[Opening DATASET section]

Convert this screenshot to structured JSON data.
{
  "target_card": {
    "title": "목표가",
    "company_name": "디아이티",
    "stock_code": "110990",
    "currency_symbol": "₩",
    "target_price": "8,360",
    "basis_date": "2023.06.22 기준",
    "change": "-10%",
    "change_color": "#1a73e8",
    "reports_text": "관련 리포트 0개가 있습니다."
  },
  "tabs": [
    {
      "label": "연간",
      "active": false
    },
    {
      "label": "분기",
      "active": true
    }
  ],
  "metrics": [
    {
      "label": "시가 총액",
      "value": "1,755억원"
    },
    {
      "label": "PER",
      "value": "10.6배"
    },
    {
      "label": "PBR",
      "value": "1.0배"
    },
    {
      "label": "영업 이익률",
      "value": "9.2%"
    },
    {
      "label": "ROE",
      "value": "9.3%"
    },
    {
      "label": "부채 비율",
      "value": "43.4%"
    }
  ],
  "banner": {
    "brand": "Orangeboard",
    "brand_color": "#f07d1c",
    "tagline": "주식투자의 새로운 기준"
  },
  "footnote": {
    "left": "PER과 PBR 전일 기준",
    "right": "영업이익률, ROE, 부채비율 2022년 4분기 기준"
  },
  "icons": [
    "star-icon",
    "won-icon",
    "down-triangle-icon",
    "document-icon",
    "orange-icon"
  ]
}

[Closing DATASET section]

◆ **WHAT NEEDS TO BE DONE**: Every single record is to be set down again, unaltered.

◆ **THE ANSWER**:
Convert this screenshot to structured JSON data.
{
  "target_card": {
    "title": "목표가",
    "company_name": "디아이티",
    "stock_code": "110990",
    "currency_symbol": "₩",
    "target_price": "8,360",
    "basis_date": "2023.06.22 기준",
    "change": "-10%",
    "change_color": "#1a73e8",
    "reports_text": "관련 리포트 0개가 있습니다."
  },
  "tabs": [
    {
      "label": "연간",
      "active": false
    },
    {
      "label": "분기",
      "active": true
    }
  ],
  "metrics": [
    {
      "label": "시가 총액",
      "value": "1,755억원"
    },
    {
      "label": "PER",
      "value": "10.6배"
    },
    {
      "label": "PBR",
      "value": "1.0배"
    },
    {
      "label": "영업 이익률",
      "value": "9.2%"
    },
    {
      "label": "ROE",
      "value": "9.3%"
    },
    {
      "label": "부채 비율",
      "value": "43.4%"
    }
  ],
  "banner": {
    "brand": "Orangeboard",
    "brand_color": "#f07d1c",
    "tagline": "주식투자의 새로운 기준"
  },
  "footnote": {
    "left": "PER과 PBR 전일 기준",
    "right": "영업이익률, ROE, 부채비율 2022년 4분기 기준"
  },
  "icons": [
    "star-icon",
    "won-icon",
    "down-triangle-icon",
    "document-icon",
    "orange-icon"
  ]
}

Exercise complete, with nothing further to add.